Before and as it goes down, it heats your gullet in a rather rustic manner (you definitely get the famous Talisker "chili catch"...).
Then it unfolds on spicy oak, sherried sweetness (perhaps with only the tiniest touch of rubber), herbal honey, deep peat notes, and a lovely lingering salinity. Very long. Retains its considerable sweetness all the way through.
If you like a more mellow finale, go for a diluted dram, which will still have a great nose but less of a bite at the death.
- Smell: As expected, the smokers in the blend play a bit in the foreground, in addition to the subtle smoke also a maritime saltiness, which is perfectly accompanied by the waxy base tone of a Clynelish ... The proximity of the distilleries to the coast jumps in your nose almost figuratively - the interpretation However, I leave it to the finer noses in the base which Diageo branch contributes the respective nuance. Definitely a very differentiated whiskey, with fine salt caramel notes on the nose, freshly changed gear oil, but also yellow fruits and a hint of liquorice ...

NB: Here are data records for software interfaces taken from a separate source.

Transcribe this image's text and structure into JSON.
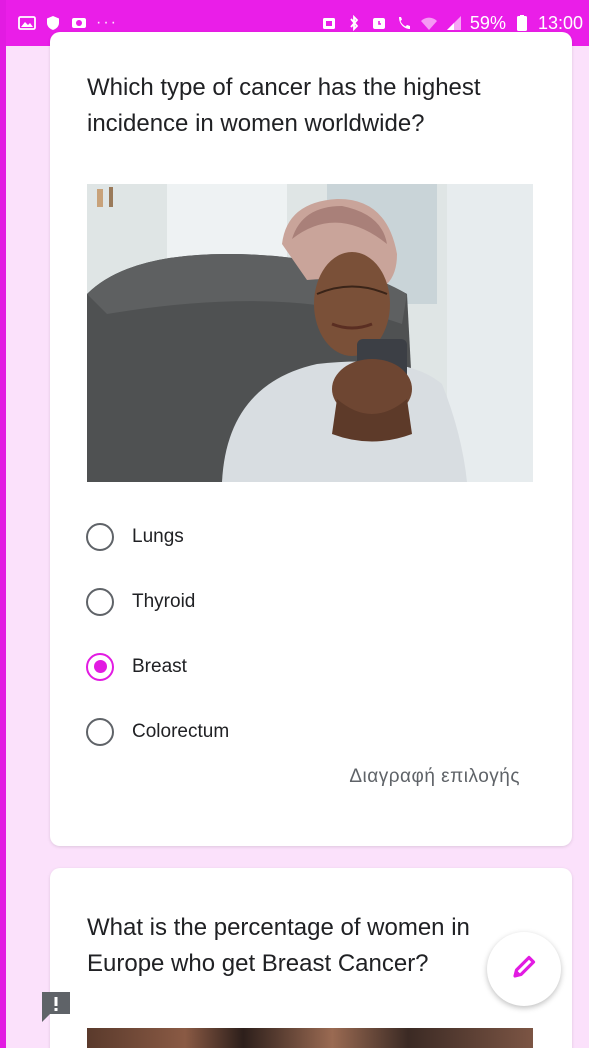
{
  "status_bar": {
    "dots": "···",
    "battery_percent": "59%",
    "time": "13:00",
    "left_icons": [
      "image-icon",
      "shield-icon",
      "sync-icon"
    ],
    "right_icons": [
      "alarm-icon",
      "bluetooth-icon",
      "alarm-clock-icon",
      "phone-call-icon",
      "wifi-icon",
      "signal-icon",
      "battery-icon"
    ]
  },
  "question1": {
    "text": "Which type of cancer has the highest incidence in women worldwide?",
    "options": [
      {
        "label": "Lungs",
        "selected": false
      },
      {
        "label": "Thyroid",
        "selected": false
      },
      {
        "label": "Breast",
        "selected": true
      },
      {
        "label": "Colorectum",
        "selected": false
      }
    ],
    "clear_selection": "Διαγραφή επιλογής"
  },
  "question2": {
    "text": "What is the percentage of women in Europe who get Breast Cancer?"
  },
  "fab": {
    "icon": "pencil-icon"
  },
  "report": {
    "icon": "report-icon"
  },
  "colors": {
    "accent": "#e21be2",
    "status_bar": "#ea1ee8",
    "page_background": "#fbe1fb",
    "card": "#ffffff"
  }
}
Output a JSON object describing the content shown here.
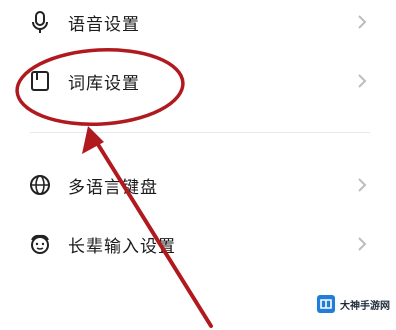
{
  "settings": {
    "items": [
      {
        "label": "语音设置",
        "icon": "microphone-icon"
      },
      {
        "label": "词库设置",
        "icon": "dictionary-icon"
      },
      {
        "label": "多语言键盘",
        "icon": "globe-icon"
      },
      {
        "label": "长辈输入设置",
        "icon": "elder-face-icon"
      }
    ]
  },
  "annotation": {
    "color": "#b0191e"
  },
  "watermark": {
    "text": "大神手游网"
  }
}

Taste: The alcohol is very warm at first, rather lean and freshly worked, again yellow fruits, again maritime salty with a subtle ash note, great balance, in the aftertaste a light sherry note, fine bitter note, medium to long aftertaste
Color: yellow gold, medium water edge, clear
Conclusion: It's fun - for the current tariff of less than 100 euros in Germany, a clear purchase recommendation and once again an advertising medium for the often underestimated category of well-made blended malts!
Yes, there I have a talisker, but also sweet smoke, vanilla, fair and light fruits. Pretty nice. Also an interesting spice palette. Much has to be insulated, but difficult to separate. Is more complex than the first
Appears. Caol ila and lagavulin merge and are difficult to separate. But you can recognize them as well as the talisker. To be honest, I don't find the rest in the smell, because the smoke is too strong .. After a while, there will definitely be citrus and pears
Ash, maritime, salty, honey, vanilla, pepper, wumms.anise, liquorice, you can find the smoky ones if you know but only guess at the clynelish and inchgower. But all in all a great part. Fruit is definitely included. Ginger and ash again
Ash and some wood, a little pepper but also caramel